The days of calling your stock broker to make a trade went away with VCRs, cassette tapes and CDs. Welcome to your life: it's online. Not only is trading stocks with an aggressive broker passe, it's also absurdly expensive. For a relative pittance, you can trade shares of stocks online and look really cool in the process.
Find an online brokerage. Options range from bare bones discount brokers and firms that allow you to purchase partial shares for relatively low monthly fees to full service brokers with an online arm. As the U.S. Securities and Exchange Commission notes, trading commissions generally range between $5 and $100 along that continuum.
Complete an account application. Most online brokerages allow you to complete the process entirely online. The information you submit online is no different than what you would provide on a paper application -- basic personal and contact information, your Social Security number and, if you want to open your account as an IRA, beneficiary information.
Consider options and margin trading privileges. Most online brokerages give you these choices when you apply for an account. Neither are automatic. Your investment profile -- a combination of your investment experience and objectives and your tolerance for risk -- along with your credit profile dictate whether your prospective brokerage will grant options or margin trading. Both are relatively risky propositions. Options are contracts that give you the "option" to buy or sell a security, but only if the security hits a certain price by a certain date. When you trade on margin, you essentially borrow money from the brokerage, using your portfolio as collateral. Using a margin account increases your purchasing power. You can decline both features.
Fund your account. Send in a check, which is very year 2000; transfer some or all of the assets from another account, which is a slower-than-molasses method; or electronically transfer money from your checking or savings account, a quite hip approach, to get things going. Most firms require a minimum initial investment. Others don't, particularly if you agree to automatically transfer cash into your account on a regular basis, usually monthly.
Wait for your funds to clear. How long you'll have to wait depends on the brokerage and the method you selected to fund the account. When it's time to make a trade, the specifics of each brokerage's online trading interfaces vary; however, the basic approach is rather universal.
Go to the trading page of your brokerage account. Alternatively, you can look up a stock you are interested in trading and select to trade that security.
Input the ticker symbol of the stock you wish to buy. Most online brokerages allow you to look up the ticker symbol using the company's name. Type in the number of shares you wish to purchase. It will have to be a round number. Choose from the most common types of trades most investors make -- a market or limit order. Brokerages fill market orders as soon as possible at the best price possible. With a limit order, you set a price and your brokerage will not buy the stock at a price higher than your limit. The inverse holds true for a sell order.

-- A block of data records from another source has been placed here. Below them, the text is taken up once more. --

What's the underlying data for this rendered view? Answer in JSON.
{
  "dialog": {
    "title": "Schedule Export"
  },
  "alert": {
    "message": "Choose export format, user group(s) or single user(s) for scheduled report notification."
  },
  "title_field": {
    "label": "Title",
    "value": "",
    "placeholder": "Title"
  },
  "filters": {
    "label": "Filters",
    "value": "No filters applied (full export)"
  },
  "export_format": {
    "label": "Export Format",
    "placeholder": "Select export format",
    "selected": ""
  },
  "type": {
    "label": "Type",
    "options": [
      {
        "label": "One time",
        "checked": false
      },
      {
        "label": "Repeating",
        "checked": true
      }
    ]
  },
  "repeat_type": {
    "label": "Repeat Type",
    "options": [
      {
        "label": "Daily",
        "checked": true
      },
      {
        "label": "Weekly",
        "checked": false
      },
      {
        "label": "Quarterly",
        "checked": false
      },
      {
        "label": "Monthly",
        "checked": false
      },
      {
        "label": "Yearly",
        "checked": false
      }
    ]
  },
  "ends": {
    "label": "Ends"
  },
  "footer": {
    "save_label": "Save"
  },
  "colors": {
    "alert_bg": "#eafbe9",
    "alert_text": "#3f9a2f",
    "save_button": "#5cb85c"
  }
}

As a writer since 2002, Rocco Pendola has published numerous academic and popular articles in addition to working as a freelance grant writer and researcher. His work has appeared on SFGate and Planetizen and in the journals "Environment & Behavior" and "Health and Place." Pendola has a Bachelor of Arts in urban studies from San Francisco State University.